_Problem statement_
Copy, in full, each line of the material that holds the word "RERE".
--- Supplied data ---
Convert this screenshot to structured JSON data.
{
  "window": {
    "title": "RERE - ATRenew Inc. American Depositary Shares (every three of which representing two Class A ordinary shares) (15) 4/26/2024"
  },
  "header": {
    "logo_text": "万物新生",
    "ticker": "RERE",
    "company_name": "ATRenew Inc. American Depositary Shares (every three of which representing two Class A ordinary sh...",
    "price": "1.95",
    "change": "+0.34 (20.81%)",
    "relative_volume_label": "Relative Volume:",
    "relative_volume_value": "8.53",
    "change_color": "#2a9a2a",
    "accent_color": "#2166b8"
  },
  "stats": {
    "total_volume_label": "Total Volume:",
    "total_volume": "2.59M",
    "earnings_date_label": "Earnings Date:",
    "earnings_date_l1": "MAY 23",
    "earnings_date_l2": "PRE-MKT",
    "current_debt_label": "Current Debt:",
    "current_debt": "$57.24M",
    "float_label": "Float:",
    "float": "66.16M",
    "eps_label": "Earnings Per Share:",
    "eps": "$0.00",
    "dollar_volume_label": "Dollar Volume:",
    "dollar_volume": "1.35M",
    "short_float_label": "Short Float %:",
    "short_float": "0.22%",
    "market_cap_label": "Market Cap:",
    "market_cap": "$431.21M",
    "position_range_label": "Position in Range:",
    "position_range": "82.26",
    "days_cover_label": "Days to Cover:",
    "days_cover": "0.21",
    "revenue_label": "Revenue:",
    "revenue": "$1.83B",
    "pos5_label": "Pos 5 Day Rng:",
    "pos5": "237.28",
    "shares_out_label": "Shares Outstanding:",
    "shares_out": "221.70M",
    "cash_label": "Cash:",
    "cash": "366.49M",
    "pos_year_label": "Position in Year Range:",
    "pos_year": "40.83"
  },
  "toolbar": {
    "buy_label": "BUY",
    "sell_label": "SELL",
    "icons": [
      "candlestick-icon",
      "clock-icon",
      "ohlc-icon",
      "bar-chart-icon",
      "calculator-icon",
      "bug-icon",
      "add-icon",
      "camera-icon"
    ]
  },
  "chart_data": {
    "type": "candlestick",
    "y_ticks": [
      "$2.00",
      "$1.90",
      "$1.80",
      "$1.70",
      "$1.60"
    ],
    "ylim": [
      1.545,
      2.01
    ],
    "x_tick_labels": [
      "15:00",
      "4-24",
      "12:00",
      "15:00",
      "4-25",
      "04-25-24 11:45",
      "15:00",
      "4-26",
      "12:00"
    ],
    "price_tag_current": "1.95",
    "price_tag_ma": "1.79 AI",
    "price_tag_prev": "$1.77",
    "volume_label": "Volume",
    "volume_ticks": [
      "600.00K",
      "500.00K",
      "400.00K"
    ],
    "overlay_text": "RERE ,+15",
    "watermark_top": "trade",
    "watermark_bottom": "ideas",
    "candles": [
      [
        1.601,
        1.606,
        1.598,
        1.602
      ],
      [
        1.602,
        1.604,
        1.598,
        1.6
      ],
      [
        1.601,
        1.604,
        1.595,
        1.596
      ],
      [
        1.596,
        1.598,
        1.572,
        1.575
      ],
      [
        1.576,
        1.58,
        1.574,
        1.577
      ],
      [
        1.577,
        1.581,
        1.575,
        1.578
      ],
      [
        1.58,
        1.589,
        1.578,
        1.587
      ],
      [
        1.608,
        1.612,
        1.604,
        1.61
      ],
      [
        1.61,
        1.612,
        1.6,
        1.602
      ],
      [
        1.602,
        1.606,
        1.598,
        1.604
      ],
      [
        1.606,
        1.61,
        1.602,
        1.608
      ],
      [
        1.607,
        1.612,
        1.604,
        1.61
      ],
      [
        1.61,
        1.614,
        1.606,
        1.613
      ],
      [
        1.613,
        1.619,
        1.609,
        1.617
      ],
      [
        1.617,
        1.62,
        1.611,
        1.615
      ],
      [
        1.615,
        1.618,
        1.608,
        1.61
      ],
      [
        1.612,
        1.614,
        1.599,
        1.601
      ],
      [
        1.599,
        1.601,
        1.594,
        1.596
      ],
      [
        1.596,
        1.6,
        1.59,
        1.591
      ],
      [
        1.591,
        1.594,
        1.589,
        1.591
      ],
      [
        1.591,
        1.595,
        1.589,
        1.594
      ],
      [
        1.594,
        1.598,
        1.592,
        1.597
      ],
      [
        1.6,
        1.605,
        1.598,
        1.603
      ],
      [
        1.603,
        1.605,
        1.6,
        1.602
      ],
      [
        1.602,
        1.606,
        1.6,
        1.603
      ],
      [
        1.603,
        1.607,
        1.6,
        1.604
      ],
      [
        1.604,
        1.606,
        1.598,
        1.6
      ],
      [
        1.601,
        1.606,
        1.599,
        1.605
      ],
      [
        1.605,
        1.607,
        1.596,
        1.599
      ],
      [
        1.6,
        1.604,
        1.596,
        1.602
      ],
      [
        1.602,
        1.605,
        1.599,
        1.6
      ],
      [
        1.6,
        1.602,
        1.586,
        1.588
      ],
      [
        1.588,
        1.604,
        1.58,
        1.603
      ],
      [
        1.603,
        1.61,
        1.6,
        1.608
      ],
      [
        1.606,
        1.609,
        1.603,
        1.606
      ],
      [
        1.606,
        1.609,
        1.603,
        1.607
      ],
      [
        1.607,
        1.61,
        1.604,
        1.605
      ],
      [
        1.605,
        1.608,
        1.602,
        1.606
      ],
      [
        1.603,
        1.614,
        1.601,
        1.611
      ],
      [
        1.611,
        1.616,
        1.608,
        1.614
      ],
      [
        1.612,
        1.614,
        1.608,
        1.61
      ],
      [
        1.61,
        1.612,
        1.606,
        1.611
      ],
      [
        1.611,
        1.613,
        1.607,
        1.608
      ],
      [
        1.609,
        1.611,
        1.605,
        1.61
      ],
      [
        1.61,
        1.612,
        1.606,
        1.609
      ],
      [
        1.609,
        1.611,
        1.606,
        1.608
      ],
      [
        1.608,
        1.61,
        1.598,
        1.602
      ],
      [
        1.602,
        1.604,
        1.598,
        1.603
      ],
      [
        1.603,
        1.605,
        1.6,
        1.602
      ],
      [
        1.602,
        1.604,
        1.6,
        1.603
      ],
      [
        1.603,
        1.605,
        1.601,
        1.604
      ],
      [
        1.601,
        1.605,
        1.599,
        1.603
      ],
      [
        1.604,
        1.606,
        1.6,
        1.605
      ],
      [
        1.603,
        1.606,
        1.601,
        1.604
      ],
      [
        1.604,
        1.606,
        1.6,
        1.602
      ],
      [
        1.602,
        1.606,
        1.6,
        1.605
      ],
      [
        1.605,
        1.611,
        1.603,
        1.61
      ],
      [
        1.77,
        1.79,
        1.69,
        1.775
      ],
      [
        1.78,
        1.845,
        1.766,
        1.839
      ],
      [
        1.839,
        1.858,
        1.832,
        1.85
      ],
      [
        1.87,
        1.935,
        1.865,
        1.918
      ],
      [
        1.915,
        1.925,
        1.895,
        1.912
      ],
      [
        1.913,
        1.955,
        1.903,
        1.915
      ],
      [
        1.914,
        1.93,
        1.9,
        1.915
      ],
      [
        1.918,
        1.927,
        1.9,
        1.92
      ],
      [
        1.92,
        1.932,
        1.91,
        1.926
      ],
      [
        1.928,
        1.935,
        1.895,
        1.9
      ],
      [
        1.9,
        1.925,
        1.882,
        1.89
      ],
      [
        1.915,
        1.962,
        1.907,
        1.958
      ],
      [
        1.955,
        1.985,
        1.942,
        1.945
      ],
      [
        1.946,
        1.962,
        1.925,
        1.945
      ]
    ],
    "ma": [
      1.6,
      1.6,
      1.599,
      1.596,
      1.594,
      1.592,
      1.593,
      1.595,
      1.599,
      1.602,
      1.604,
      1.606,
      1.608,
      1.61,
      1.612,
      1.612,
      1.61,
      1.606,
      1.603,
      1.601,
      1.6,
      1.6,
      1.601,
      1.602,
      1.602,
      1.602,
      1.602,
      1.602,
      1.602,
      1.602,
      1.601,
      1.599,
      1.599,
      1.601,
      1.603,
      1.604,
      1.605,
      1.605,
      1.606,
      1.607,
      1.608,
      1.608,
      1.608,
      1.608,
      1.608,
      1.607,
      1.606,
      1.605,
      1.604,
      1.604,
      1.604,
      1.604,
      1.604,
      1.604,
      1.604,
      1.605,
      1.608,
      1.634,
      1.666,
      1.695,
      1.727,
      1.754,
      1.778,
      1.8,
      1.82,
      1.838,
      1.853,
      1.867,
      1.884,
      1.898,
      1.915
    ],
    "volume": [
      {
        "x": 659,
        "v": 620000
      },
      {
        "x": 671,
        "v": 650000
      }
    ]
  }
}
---
_Solution to the exercise_
    "title": "RERE - ATRenew Inc. American Depositary Shares (every three of which representing two Class A ordinary shares) (15) 4/26/2024"
    "ticker": "RERE",
    "overlay_text": "RERE ,+15",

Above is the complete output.